> What this task involves: Copy exactly the line that contains "Output a JSON" plus all remaining lines of the data, and leave out every line before it.

> Interface dataset entries:
((

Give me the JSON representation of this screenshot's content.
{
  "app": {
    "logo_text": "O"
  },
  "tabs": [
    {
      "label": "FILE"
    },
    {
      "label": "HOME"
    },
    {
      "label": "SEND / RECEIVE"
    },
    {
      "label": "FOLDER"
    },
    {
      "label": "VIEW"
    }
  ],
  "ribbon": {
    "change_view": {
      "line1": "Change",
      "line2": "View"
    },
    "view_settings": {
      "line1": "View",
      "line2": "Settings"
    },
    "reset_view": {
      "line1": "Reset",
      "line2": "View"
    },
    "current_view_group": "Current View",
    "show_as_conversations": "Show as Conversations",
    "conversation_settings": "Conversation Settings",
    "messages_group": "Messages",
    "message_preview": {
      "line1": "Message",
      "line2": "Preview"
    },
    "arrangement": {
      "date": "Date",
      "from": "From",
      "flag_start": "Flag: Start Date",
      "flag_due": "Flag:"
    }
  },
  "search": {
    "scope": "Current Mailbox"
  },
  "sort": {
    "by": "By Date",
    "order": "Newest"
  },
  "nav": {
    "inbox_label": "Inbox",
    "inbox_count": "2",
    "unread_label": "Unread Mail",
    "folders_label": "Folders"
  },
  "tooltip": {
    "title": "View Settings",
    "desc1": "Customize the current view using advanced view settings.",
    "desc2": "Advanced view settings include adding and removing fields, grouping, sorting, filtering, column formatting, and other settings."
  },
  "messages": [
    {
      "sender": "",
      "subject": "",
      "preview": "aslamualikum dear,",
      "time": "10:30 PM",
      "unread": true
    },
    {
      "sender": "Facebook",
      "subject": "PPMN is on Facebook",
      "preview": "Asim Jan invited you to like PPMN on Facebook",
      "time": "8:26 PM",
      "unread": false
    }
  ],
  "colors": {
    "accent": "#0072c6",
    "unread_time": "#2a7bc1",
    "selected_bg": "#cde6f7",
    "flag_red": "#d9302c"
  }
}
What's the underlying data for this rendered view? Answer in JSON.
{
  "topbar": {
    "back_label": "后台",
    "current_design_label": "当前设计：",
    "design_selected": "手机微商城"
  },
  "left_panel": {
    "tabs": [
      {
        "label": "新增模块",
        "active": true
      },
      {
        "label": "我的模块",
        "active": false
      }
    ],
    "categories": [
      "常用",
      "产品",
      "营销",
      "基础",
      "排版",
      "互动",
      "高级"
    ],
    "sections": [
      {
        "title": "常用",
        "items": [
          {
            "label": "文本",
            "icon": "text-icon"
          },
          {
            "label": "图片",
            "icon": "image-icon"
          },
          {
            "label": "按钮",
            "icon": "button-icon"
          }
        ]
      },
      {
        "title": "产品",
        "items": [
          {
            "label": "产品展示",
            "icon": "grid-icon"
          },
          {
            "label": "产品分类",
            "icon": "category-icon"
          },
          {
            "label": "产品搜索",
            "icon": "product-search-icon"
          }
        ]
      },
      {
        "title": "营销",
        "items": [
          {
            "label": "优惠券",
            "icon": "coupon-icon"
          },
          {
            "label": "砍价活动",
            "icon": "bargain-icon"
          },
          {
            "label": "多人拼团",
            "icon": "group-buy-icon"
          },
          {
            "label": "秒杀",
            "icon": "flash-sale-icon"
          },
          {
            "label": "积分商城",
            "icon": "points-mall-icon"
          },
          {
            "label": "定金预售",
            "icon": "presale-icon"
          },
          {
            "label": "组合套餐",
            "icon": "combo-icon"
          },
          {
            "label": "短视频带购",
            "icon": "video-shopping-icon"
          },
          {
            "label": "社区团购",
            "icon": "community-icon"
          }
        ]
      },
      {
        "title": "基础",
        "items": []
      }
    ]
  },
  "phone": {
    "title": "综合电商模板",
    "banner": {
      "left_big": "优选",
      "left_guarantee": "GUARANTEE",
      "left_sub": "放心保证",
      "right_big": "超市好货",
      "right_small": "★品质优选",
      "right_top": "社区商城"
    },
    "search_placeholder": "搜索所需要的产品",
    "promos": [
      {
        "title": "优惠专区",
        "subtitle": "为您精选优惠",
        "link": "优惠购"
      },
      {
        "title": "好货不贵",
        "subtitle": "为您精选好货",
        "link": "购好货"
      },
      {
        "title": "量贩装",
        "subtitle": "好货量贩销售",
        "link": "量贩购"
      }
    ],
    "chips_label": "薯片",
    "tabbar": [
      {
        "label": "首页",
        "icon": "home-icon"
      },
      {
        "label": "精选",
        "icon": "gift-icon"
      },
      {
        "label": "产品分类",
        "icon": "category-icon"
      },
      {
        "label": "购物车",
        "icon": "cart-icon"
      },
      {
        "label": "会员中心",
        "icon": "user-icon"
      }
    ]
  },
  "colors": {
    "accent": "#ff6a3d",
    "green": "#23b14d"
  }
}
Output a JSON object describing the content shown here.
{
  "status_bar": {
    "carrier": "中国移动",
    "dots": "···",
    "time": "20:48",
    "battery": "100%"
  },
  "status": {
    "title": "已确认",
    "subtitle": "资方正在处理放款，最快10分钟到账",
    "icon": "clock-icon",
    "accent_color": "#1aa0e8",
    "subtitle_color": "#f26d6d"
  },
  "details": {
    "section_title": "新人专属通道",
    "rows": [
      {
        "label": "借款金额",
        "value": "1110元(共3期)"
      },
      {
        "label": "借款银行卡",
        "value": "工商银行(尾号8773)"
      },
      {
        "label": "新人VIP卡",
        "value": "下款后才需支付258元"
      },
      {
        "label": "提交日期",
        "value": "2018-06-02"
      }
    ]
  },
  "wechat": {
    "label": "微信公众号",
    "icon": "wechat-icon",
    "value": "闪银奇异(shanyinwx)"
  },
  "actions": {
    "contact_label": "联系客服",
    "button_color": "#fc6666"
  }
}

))

> Exercise answer:
Output a JSON object describing the content shown here.
{
  "status_bar": {
    "carrier": "中国移动",
    "dots": "···",
    "time": "20:48",
    "battery": "100%"
  },
  "status": {
    "title": "已确认",
    "subtitle": "资方正在处理放款，最快10分钟到账",
    "icon": "clock-icon",
    "accent_color": "#1aa0e8",
    "subtitle_color": "#f26d6d"
  },
  "details": {
    "section_title": "新人专属通道",
    "rows": [
      {
        "label": "借款金额",
        "value": "1110元(共3期)"
      },
      {
        "label": "借款银行卡",
        "value": "工商银行(尾号8773)"
      },
      {
        "label": "新人VIP卡",
        "value": "下款后才需支付258元"
      },
      {
        "label": "提交日期",
        "value": "2018-06-02"
      }
    ]
  },
  "wechat": {
    "label": "微信公众号",
    "icon": "wechat-icon",
    "value": "闪银奇异(shanyinwx)"
  },
  "actions": {
    "contact_label": "联系客服",
    "button_color": "#fc6666"
  }
}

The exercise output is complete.